Just two days before Davies' deposition was made public, Williams, from DHHS, denied Duke Energy having any influence in the decision to reverse the 'do not drink order' in an interview with Asheville TV station WLOS.
"Did Duke push to have these orders reversed," a WLOS reported asked. "No," Williams responded.
In an emailed statement Thursday night, a spokeswoman for Duke Energy acknowledged the company had spoken with state regulators regarding the 'do not drink' letters.
"We have long been advocating for clarity for plant neighbors on well safety and had appropriate conversations with regulators to ask many of the same questions as neighbors have been," spokeswoman Danielle Peoples said. "We also provided scientific data to both agencies as part of the process to sort all of this out."

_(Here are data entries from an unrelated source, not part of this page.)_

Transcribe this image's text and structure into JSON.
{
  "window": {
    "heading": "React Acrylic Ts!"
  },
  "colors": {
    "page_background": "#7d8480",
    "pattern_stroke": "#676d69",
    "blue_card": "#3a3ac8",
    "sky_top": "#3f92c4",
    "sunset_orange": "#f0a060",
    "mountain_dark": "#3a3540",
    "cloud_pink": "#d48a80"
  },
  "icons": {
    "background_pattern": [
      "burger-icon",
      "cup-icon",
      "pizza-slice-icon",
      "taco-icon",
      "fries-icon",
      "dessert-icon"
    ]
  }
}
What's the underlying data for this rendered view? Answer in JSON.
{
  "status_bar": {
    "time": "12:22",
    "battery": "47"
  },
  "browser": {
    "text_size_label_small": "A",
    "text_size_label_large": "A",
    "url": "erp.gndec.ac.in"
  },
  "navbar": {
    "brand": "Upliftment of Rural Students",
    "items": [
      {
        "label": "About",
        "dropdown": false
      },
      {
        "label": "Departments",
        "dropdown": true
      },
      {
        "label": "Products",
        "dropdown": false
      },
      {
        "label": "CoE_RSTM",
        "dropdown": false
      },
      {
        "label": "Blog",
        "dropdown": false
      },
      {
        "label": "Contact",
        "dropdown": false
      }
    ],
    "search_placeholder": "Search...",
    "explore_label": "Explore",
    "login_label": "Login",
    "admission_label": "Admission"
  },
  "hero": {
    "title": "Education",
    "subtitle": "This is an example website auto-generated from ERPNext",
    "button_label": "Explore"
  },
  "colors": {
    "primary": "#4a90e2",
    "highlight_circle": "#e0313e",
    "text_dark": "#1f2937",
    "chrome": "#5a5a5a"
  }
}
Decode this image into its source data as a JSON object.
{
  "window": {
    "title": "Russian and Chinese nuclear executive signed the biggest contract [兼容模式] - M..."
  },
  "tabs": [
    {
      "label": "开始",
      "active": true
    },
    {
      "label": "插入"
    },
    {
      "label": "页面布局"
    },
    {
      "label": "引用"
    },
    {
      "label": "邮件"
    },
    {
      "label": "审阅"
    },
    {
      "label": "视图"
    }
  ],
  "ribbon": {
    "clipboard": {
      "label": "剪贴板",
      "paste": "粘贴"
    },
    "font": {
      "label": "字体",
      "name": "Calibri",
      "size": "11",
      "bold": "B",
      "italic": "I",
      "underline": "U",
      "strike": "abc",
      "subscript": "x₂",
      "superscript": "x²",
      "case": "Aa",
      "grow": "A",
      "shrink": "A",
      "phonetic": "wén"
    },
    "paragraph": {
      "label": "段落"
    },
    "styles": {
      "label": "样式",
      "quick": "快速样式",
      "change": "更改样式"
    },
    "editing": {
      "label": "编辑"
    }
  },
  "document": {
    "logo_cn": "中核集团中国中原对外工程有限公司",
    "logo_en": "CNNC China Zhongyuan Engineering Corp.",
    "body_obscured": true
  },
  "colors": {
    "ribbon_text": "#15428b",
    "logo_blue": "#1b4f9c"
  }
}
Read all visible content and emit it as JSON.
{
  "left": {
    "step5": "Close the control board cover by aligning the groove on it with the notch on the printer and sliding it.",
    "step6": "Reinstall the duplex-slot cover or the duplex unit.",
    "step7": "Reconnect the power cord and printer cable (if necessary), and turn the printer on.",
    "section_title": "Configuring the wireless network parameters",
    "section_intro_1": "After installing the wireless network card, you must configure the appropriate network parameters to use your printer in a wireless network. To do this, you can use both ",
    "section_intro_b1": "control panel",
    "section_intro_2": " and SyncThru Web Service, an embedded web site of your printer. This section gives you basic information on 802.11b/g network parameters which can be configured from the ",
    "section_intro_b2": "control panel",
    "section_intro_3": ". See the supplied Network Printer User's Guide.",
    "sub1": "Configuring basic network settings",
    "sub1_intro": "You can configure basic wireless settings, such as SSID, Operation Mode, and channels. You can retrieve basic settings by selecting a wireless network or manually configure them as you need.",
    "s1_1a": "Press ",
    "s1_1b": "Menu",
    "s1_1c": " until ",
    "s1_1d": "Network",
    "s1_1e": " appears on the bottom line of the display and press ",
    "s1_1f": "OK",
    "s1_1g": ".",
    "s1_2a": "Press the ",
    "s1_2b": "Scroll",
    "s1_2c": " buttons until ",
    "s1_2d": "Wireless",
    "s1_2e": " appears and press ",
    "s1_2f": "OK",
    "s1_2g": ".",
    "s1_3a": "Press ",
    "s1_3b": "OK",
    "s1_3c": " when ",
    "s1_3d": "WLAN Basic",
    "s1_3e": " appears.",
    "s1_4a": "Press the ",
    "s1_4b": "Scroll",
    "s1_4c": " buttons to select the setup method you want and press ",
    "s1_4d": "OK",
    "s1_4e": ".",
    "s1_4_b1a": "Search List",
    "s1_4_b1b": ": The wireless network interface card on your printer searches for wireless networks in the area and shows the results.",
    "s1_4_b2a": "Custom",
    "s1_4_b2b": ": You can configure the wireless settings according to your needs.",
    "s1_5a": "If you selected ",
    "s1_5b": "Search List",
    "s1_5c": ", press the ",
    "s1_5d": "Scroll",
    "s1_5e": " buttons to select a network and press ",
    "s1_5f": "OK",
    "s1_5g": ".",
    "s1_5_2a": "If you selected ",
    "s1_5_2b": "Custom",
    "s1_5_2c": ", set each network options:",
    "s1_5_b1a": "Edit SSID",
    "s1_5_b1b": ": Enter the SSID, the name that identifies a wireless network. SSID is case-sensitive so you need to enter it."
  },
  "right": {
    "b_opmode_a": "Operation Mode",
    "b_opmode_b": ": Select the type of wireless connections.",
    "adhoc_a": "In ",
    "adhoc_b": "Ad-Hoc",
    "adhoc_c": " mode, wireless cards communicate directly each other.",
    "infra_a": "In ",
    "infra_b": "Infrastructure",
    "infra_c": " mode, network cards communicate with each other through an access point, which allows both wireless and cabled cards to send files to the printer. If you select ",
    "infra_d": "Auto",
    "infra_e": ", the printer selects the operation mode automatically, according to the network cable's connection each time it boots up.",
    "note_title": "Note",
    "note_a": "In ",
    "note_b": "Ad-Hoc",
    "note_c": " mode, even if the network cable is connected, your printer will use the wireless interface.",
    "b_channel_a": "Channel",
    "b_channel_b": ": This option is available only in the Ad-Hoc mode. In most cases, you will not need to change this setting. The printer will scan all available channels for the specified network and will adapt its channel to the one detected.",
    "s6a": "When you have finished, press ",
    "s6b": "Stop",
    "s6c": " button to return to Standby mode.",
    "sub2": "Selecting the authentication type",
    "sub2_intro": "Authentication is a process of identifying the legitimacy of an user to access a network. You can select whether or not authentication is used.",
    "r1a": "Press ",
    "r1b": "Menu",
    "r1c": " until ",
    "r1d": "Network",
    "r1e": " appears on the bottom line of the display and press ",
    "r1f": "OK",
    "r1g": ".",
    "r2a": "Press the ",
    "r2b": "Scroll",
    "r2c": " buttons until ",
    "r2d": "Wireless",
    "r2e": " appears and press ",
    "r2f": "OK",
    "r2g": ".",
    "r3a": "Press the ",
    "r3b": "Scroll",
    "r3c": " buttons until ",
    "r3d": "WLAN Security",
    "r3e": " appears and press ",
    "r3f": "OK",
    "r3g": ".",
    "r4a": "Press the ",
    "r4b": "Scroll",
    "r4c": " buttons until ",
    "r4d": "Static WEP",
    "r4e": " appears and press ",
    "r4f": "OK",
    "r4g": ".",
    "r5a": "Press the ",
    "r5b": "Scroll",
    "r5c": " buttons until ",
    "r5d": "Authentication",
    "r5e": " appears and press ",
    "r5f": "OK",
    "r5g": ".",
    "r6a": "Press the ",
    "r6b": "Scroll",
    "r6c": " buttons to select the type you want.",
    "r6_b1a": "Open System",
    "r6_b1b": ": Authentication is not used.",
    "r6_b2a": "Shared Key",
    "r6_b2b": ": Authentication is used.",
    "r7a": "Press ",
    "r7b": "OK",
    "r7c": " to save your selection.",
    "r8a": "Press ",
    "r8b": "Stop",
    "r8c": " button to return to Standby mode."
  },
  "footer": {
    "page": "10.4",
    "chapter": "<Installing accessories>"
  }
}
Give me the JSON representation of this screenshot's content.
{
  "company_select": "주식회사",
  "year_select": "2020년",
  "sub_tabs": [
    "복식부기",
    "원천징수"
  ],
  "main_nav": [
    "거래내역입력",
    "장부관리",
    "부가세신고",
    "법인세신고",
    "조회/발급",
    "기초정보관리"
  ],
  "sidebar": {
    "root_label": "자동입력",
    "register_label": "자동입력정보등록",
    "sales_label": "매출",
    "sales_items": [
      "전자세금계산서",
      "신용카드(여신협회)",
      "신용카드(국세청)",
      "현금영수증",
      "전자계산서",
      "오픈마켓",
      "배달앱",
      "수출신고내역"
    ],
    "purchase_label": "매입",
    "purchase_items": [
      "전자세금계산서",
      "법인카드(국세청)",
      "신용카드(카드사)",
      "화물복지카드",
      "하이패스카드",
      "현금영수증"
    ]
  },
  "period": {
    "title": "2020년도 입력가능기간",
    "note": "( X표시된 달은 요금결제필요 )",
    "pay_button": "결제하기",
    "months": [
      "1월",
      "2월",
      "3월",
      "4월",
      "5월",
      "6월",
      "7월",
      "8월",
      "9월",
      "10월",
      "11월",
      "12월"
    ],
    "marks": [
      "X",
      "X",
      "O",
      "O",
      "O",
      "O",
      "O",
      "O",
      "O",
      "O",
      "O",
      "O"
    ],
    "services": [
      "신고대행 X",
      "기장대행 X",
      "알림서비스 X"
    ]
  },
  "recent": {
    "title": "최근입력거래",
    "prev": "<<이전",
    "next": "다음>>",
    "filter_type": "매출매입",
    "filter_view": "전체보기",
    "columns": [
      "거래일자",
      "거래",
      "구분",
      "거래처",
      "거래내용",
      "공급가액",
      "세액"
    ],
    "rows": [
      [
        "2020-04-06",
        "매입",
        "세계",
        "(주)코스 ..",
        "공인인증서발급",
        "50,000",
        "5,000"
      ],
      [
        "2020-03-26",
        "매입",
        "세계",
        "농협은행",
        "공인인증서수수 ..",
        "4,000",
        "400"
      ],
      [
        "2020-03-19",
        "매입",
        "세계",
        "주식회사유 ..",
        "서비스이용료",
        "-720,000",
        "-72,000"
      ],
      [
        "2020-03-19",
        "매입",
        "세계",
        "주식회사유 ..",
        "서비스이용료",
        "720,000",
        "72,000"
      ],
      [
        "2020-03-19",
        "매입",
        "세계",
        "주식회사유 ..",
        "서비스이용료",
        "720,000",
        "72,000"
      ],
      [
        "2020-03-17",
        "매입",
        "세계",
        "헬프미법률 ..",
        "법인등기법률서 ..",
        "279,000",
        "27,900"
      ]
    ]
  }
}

WEB EXTRA: Click here to read Davies' deposition
Reached for comment Thursday night, a spokeswoman for DHHS doubled down on the assertion that the water with elevated levels of hexavalent chromium and vanadium is safe to drink but did not address the new revelations about Duke Energy's push to have the criteria revised in its favor.
"The water in these wells meets the standards of the Safe Drinking Water Act," said Department of Health and Human Services Communications Director Kendra Gerlach. "Allowing the affected residents to return to drinking their water is within federal and state guidelines and is consistent with safe drinking water practices across the country."
"It is misleading that the Southern Environmental Law Center would release partial information before our citizens have the complete facts," Gerlach said.